THE PROBLEM — Where in the data below does the word "BẰNG" appear? Copy each line that holds it.

EXTRACTED INFORMATION —
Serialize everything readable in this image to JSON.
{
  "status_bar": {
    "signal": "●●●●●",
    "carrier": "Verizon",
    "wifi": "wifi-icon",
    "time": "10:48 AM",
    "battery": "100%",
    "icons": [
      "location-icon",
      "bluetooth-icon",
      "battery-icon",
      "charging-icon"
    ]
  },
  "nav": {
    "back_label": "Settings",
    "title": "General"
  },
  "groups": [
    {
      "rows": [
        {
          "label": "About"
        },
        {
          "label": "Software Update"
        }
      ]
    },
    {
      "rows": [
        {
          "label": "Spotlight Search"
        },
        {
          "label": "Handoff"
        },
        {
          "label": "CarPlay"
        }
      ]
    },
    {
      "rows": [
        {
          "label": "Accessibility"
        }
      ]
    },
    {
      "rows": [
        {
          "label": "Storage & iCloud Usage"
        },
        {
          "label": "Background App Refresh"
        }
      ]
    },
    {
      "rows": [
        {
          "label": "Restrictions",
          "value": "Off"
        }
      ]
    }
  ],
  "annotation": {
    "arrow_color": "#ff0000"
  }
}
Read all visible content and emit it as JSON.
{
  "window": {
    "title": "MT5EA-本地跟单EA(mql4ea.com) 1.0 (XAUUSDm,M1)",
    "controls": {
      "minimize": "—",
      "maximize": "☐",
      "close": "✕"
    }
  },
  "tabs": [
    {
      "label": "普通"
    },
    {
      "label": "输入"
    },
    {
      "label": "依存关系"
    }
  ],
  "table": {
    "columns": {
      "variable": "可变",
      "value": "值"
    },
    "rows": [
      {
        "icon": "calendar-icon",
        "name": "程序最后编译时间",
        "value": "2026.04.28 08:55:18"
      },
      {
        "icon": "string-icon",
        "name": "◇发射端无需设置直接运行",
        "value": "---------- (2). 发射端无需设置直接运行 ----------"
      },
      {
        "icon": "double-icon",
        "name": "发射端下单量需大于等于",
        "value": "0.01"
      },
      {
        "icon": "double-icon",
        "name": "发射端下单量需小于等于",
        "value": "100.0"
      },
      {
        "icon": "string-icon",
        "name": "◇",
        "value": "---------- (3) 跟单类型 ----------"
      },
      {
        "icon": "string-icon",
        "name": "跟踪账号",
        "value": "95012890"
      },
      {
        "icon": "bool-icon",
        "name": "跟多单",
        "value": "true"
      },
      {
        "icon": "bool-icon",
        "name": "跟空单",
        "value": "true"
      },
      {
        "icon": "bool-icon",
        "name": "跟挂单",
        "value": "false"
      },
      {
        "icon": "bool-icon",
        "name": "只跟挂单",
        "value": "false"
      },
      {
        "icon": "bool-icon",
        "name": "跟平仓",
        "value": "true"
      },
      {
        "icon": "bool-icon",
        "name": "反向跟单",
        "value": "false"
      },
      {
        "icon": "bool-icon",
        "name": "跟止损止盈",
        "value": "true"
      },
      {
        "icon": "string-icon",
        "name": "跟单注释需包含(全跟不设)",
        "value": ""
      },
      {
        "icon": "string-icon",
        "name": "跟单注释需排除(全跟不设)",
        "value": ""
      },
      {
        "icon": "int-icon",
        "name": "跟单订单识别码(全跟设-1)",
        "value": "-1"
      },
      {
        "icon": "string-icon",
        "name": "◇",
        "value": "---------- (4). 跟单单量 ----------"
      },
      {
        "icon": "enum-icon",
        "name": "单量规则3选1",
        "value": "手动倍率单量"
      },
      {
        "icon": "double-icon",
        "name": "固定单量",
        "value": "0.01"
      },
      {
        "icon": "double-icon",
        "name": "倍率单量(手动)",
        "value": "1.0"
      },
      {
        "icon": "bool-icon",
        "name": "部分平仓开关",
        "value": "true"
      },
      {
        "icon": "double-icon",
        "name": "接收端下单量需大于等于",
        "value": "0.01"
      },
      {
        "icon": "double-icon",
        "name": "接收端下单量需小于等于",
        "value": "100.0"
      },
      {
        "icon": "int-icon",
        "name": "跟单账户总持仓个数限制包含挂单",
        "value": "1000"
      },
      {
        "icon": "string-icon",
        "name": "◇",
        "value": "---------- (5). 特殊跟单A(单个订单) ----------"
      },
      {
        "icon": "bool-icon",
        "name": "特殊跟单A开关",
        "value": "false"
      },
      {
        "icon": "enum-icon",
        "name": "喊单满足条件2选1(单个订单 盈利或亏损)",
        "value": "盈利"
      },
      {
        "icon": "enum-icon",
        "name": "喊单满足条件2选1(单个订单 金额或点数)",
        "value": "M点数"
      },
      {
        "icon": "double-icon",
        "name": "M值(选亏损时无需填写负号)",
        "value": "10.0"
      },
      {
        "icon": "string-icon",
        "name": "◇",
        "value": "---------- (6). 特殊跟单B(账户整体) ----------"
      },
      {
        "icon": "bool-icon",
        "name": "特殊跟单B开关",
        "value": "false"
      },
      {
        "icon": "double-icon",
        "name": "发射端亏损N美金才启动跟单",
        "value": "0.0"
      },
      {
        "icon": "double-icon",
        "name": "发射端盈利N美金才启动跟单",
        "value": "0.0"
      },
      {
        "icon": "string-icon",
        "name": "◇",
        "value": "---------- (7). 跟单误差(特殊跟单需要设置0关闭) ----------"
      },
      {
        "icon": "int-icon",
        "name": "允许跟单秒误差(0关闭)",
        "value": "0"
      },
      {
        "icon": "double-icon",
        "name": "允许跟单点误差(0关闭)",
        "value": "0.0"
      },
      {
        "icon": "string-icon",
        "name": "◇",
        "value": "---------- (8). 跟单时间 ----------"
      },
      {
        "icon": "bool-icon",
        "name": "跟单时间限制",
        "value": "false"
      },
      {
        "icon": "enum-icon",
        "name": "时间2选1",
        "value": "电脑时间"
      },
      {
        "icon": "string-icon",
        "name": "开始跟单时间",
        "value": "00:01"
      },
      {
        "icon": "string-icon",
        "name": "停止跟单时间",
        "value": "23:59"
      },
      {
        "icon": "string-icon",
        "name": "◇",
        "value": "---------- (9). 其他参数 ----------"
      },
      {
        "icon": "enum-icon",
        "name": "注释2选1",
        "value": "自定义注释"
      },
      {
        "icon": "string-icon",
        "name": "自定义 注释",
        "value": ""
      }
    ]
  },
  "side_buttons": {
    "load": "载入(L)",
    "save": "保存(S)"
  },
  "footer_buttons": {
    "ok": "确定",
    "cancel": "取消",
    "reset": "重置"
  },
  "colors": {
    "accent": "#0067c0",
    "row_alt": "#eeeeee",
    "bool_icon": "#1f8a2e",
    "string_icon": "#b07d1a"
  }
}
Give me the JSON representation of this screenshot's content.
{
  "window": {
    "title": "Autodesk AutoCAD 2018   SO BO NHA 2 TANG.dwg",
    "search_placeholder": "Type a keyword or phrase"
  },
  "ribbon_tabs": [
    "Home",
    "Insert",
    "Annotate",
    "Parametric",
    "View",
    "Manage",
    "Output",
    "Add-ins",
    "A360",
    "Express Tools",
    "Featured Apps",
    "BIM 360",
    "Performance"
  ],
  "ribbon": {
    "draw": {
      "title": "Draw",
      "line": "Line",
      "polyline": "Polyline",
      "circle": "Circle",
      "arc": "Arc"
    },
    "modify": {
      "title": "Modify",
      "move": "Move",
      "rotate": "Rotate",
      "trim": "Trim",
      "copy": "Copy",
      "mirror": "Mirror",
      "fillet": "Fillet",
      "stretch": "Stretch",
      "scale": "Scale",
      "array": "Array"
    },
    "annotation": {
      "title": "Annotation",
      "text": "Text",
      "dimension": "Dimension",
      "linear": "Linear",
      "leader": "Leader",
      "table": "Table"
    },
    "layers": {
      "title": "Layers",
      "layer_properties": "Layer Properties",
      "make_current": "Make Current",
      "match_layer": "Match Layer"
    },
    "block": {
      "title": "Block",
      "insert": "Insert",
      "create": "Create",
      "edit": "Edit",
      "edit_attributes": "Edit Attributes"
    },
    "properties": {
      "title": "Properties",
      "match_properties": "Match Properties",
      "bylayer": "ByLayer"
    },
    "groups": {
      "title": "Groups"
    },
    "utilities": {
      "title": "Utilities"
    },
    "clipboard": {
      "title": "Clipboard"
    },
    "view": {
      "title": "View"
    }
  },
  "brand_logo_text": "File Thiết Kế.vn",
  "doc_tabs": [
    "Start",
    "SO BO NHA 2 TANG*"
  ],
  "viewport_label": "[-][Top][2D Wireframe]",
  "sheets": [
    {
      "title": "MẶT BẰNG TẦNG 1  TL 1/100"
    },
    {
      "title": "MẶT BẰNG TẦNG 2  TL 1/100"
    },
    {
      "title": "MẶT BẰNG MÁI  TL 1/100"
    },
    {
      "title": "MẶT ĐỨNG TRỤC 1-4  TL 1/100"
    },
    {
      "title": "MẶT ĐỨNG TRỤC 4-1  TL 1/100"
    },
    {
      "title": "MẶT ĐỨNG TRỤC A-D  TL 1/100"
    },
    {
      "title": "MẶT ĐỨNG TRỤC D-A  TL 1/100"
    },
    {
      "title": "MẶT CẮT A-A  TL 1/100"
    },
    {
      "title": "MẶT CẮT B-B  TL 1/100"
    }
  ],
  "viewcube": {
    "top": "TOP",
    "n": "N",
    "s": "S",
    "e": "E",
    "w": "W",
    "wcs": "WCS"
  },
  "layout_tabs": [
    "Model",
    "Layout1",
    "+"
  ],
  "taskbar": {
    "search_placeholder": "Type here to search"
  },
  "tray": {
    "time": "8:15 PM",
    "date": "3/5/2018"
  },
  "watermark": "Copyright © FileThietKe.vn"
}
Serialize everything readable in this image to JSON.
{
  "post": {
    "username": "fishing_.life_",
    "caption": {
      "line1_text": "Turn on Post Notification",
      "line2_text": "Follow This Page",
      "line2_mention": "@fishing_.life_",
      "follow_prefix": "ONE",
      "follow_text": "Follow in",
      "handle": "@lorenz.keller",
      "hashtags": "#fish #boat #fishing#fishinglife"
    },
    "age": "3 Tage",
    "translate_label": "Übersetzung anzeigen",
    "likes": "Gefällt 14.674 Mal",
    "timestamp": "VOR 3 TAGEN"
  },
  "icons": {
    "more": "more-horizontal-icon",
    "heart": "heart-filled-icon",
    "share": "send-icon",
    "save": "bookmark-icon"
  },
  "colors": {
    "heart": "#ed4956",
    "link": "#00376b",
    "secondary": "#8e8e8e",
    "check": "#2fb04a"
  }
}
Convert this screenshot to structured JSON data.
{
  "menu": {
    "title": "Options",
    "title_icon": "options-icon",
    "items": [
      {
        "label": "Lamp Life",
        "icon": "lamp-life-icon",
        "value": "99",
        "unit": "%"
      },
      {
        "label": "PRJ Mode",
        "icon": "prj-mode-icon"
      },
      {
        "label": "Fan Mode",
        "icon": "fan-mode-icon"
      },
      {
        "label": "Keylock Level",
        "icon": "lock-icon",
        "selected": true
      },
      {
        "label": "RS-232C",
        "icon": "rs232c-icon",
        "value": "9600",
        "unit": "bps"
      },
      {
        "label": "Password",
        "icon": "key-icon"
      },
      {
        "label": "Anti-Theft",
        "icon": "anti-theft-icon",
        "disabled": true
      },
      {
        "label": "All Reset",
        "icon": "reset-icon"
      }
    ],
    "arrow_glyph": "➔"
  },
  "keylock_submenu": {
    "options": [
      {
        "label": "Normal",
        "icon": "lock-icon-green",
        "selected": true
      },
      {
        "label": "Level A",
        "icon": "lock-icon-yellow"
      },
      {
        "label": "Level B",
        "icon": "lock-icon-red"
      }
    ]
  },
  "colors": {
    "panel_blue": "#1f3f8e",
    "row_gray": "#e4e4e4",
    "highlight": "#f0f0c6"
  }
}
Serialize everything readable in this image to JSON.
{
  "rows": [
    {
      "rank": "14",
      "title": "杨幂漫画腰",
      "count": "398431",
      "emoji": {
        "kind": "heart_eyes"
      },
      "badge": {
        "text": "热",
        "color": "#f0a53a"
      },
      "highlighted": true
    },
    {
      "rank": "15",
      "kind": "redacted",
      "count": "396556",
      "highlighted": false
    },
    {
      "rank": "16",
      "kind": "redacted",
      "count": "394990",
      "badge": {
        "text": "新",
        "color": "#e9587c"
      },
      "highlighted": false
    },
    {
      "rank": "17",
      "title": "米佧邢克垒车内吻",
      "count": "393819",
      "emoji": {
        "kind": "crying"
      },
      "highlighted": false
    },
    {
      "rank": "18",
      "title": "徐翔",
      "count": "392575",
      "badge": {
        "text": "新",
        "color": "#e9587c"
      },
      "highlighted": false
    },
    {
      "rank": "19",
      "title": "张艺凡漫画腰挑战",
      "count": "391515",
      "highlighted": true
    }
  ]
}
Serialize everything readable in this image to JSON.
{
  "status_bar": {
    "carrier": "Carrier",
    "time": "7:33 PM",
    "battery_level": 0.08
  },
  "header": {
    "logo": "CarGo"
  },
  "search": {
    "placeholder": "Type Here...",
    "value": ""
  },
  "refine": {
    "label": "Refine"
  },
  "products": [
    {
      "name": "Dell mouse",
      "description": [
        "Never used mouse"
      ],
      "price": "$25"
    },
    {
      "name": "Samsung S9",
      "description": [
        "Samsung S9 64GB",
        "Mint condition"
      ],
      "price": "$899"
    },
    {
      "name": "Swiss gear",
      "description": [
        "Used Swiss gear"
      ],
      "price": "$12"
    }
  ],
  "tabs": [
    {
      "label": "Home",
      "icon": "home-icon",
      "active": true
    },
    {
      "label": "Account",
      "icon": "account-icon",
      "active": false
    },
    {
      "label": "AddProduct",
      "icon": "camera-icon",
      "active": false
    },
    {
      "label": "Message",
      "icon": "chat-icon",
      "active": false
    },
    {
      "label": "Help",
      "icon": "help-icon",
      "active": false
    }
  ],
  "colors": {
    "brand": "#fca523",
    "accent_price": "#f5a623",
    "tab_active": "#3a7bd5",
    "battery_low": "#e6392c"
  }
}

WRITTEN RESPONSE —
      "title": "MẶT BẰNG TẦNG 1  TL 1/100"
      "title": "MẶT BẰNG TẦNG 2  TL 1/100"
      "title": "MẶT BẰNG MÁI  TL 1/100"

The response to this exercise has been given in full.